John H. Osborn, an old and well known resident of Evansville, Ind., has been for several years prominently identified with the manufacturing interests of the Lower Ohio Valley. He was born in Boone county, III., but when three years of age came with his parents, William and Ann (Burrell) Osborn, to Cannelton, Ind., where he grew to manhood and obtained his education. He learned the trade of machinist, worked in different shops in Louisville and Owensboro, Ky., and for nearly fifteen years was connected with the cotton mills at Cannelton. In 1875 he came to Evansville as master mechanic of the Evansville Cotton Mills. Nine years later he was promoted to the responsible position of superintendent of the mills, which he has ever since held, his previous practical training giving him especially high qualifications for the place, Mr. Osborn was one of the organizers of the White Oak Handle Company, which was incorporated in 1902 with a capital stock of $35,000, and has been president of the company since the formation, W. H. Patrick being the secretary and treasurer. The company manufactures plow handles exclusively and the demand for its products is constantly increasing. Aside from his private business interests Mr. Osborn finds time to assist in the promotion of any enterprise tending to advance the commercial prosperity of Evansville, and to devote to public affairs. Although he is an ardent Republican, and has frequently been urged to accept a nomination for public office, the only political position he ever held was that of trustee of the Evansville water-works, being a member of the board at the present time. In 1875 he declined to accept the nomination for Congress, though in 1904 he was a delegate to the national Republican convention which nominated Roosevelt and Fairbanks. It is therefore from no lack of loyalty to his political convictions that he declines political honors, but simply from his devotion to his business undertakings, Mr. Osborn has served with marked ability as a director of the Central Trust and Savings Company, the Union Savings Company, and the Evansville Business Men’s association. In fraternal circles he is a well known for, being a member of the Knights of Pythias, the Ancient Order of United Workmen, and the Benevolent and Protective Order of Elks. He is also a member of St. Paul’s Episcopal church and is a liberal contributor to the charitable work of his church. In June, 1878, Mr. Osborn was united in marriage to Miss Mary A, White, of Evansville.

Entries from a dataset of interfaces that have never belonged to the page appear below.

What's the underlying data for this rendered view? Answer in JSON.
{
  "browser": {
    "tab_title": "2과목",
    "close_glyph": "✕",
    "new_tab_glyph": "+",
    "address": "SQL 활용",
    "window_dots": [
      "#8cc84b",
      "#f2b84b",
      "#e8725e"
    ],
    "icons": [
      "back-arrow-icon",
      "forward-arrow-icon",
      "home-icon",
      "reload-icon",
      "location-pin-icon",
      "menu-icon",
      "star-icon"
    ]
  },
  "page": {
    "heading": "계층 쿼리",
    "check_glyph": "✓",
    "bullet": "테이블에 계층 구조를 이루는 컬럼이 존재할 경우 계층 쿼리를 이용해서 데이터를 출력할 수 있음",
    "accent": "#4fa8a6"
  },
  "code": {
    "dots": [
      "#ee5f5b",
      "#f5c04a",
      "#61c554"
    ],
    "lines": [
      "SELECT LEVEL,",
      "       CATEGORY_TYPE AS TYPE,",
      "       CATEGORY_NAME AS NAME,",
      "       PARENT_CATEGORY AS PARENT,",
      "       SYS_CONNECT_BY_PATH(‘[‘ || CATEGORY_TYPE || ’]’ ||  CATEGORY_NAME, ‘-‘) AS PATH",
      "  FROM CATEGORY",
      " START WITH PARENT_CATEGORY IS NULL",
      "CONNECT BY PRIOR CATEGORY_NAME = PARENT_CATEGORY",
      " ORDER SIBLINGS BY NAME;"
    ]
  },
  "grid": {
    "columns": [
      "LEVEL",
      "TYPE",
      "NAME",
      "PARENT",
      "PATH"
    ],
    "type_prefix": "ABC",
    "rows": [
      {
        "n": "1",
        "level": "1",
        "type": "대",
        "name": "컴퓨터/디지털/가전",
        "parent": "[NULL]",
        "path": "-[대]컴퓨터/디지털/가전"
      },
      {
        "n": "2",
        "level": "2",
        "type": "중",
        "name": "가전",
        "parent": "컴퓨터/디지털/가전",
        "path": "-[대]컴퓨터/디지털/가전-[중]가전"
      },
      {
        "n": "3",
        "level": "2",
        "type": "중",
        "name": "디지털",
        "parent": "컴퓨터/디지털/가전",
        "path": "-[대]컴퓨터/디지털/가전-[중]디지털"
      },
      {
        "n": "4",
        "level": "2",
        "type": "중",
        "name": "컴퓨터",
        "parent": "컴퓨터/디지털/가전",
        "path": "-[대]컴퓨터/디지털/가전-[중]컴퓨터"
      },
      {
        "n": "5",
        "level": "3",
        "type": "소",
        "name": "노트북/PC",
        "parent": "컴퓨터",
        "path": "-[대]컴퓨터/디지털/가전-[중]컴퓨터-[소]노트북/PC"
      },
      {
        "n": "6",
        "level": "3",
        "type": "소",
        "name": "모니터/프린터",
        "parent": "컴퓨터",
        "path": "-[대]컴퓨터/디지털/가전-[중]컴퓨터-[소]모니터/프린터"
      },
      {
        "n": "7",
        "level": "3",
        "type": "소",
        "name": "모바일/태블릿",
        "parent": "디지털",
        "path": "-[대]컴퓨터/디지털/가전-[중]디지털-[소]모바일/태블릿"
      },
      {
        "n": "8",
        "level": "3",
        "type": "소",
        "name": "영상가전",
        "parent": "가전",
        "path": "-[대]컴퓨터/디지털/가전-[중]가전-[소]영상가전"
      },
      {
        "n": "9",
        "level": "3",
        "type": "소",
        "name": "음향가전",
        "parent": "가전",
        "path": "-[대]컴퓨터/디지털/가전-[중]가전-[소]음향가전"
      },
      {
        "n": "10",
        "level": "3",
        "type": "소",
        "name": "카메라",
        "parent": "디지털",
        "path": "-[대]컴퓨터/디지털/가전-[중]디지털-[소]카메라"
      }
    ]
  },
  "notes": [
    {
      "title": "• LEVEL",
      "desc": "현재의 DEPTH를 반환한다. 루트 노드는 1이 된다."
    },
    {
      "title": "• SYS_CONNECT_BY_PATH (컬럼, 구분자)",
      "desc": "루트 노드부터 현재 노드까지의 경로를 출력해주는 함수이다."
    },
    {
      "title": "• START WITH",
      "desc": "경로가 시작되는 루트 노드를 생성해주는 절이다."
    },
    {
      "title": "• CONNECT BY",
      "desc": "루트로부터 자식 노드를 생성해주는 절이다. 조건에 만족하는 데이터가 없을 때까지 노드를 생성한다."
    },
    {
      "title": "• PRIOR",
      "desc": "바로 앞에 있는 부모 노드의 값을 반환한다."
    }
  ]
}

Source: Memoirs of the Lower Ohio Valley, Federal Publishing Company, Madison, Wis., 1905